Like I said, we feel a little guilty singling him out like this, but, we also feel okay making this point because, at the end of the day, this was an uncharacteristically poor game for him. We fully expect that he’ll bounce back soon. This one was pretty brutal, but we imagine he’ll be back to his usual form in not too long.

Two loose observations

1. Messy, messy, messy

We alluded to it already, but this game was pretty brutal from a puck management standpoint. We’ve already talked about the One Big Turnover that gave way to the only goal scored on the night, but this wasn’t exactly an aberration. The Flyers were making some messy and somewhat questionable plays throughout the night, and their passing really wasn’t as sharp as we know it can be, and a fast team like Tampa was feasting on it. They made a good number of their turnovers high in the offensive zone, which made for a quick turnaround for the Lightning to get the puck moving back up-ice in transition, which also means the Flyers didn’t get a whole lot of offensive zone time of their own because they kept shooting themselves in the foot. Messy is the best way to describe what was happening, and it was pretty tough to watch. We’re hoping this was ends up just being an outlier of a game and they can buckle down for their next one, because they really didn’t give themselves a chance in this one.

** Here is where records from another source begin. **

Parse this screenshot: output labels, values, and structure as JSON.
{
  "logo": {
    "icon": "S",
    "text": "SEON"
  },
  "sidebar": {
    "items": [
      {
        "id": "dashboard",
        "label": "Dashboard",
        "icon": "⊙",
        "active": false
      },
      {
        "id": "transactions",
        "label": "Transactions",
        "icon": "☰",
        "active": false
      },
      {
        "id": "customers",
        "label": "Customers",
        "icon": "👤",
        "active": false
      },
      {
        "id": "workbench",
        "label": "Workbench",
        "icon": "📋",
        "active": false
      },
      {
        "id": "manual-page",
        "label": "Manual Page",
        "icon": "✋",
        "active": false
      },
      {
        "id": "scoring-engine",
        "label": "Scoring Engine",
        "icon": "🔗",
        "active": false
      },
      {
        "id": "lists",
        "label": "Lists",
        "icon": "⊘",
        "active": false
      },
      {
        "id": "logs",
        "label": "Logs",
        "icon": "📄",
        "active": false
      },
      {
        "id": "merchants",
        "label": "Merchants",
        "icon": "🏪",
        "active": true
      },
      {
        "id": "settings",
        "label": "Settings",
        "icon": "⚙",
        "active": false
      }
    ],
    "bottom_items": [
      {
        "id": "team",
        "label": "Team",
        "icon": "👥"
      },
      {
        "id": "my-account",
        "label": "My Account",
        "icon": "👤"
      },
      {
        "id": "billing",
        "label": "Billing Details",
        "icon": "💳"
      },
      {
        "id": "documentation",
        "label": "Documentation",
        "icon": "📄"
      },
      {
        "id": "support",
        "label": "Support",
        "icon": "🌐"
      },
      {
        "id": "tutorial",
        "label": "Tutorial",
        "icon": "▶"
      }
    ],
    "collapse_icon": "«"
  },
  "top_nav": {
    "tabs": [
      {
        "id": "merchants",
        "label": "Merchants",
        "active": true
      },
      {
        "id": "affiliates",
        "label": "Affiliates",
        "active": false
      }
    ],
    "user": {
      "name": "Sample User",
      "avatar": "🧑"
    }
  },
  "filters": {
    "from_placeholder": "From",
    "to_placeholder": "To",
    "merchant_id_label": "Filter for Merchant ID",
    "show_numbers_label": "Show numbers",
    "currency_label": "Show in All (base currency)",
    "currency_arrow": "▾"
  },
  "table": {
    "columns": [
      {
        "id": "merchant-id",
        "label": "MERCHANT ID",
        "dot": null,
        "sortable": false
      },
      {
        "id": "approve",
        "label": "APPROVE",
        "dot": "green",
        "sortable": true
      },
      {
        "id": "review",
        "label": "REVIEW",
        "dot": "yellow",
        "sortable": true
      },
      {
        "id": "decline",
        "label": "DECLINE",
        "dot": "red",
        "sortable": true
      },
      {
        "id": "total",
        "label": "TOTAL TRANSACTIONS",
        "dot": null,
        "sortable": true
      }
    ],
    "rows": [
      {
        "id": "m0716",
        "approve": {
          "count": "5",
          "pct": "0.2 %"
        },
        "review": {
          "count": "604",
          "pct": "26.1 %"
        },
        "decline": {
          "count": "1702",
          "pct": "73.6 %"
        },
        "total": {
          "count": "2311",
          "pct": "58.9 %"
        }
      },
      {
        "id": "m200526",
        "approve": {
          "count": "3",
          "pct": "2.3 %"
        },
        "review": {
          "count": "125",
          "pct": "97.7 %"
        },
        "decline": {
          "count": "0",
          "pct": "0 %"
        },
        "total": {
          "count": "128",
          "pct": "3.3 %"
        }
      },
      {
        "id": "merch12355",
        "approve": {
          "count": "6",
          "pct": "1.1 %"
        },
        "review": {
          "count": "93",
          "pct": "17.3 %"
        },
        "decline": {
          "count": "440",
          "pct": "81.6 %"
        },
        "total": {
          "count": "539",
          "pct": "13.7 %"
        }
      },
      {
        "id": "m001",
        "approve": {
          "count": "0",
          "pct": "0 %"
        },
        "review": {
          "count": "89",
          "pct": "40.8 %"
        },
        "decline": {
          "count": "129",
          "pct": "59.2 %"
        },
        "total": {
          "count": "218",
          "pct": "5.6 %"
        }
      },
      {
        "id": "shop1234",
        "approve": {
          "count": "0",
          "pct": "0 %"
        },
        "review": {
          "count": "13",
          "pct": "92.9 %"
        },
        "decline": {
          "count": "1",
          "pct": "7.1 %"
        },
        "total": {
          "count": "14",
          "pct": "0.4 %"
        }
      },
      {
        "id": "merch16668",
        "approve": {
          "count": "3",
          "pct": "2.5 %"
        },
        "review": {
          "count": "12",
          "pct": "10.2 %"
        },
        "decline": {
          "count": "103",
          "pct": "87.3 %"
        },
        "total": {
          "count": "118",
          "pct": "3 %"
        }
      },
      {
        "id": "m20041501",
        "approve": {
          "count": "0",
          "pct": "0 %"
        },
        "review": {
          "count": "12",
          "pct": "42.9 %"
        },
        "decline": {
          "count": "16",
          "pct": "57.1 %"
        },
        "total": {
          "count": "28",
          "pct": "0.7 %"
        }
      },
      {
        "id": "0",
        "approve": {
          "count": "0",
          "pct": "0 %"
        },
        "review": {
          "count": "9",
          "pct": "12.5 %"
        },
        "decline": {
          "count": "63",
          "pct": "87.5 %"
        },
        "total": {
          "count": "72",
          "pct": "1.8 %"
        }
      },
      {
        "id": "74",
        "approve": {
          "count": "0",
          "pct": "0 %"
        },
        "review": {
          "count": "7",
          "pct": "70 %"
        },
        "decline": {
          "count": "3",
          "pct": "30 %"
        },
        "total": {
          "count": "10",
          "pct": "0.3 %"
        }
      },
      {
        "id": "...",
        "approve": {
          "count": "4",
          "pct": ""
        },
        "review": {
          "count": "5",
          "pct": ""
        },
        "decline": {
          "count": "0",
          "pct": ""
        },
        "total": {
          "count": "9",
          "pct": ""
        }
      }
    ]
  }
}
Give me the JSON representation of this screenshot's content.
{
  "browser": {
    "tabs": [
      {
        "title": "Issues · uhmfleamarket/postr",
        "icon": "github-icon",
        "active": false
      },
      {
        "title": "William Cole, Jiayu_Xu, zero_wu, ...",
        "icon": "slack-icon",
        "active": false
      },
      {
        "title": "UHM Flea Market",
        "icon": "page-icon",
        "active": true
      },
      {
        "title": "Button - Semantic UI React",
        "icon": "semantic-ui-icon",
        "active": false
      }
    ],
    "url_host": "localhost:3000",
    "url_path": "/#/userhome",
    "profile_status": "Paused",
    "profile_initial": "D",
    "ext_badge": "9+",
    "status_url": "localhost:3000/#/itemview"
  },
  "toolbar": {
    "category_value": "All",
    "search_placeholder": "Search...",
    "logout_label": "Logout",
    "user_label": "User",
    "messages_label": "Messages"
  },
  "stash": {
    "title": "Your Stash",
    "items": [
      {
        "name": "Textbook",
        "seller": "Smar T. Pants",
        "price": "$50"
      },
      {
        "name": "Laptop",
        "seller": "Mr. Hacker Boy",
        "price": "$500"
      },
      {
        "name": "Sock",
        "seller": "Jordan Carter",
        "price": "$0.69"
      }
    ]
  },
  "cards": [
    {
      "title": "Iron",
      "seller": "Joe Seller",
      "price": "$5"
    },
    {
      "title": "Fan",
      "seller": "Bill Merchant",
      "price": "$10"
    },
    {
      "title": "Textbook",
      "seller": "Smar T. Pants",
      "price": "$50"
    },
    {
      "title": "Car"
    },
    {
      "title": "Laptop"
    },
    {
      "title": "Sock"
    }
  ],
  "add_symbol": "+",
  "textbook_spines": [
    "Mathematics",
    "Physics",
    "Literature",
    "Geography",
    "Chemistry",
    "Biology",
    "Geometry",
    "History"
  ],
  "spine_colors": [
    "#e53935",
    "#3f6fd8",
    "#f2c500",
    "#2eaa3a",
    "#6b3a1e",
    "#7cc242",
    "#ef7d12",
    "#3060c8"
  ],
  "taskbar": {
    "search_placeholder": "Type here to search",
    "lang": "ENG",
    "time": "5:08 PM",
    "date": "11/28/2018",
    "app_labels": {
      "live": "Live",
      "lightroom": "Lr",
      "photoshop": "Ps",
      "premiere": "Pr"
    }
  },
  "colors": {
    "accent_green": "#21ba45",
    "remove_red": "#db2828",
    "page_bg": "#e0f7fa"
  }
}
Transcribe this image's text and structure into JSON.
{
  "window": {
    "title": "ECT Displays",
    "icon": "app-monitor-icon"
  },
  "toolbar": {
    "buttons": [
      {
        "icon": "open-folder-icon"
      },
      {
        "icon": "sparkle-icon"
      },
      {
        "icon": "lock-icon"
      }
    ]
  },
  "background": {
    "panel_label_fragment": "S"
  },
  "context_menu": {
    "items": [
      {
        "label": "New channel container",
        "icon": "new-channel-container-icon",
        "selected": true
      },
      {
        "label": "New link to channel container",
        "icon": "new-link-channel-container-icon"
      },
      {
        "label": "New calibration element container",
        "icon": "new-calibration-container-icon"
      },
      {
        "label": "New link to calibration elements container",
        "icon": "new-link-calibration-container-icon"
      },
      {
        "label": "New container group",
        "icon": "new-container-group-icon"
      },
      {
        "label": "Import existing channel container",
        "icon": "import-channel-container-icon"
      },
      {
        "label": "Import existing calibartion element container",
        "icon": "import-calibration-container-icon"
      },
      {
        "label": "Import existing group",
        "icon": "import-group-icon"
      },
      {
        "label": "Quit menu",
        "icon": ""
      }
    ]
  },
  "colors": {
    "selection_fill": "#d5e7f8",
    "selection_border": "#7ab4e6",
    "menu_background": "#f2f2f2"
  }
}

2. Sometimes it’s not your night

This was a tough one. No one likes getting shut out and having the team look a little rough at home where they’re supposed to be good. But, as the section title says, sometimes it’s just not your night. Sometimes you meet a surging opponent, with a goalie who plays just about lights out, and you just aren’t executing as well as you ordinarily would. Sometimes the pieces all come together like that and you get an ugly game like this one. The Flyers, still in the mix for a wildcard spot in the standings right now, don’t really have the luxury of being able to put up too many more games like this one, and that maybe makes us feel even a little worse about how this one panned out. But it does happen.

That said, they have a very good Bruins team coming to town on Monday, and the Flyers are going to have to have a short memory and get back to their details in this one. Even more important will be how they respond to this.

The only damn think I know

I’m almost certainly a little biased here, but Travis Konecny taking a high stick to the mouth, having his tooth chipped, and only drawing a two minute penalty out of that just seems wrong. I know teeth don’t bleed, but I feel like there should be some sort of exception for cases like this? Four minutes for drawing blood and/or chipping teeth? I’m just saying…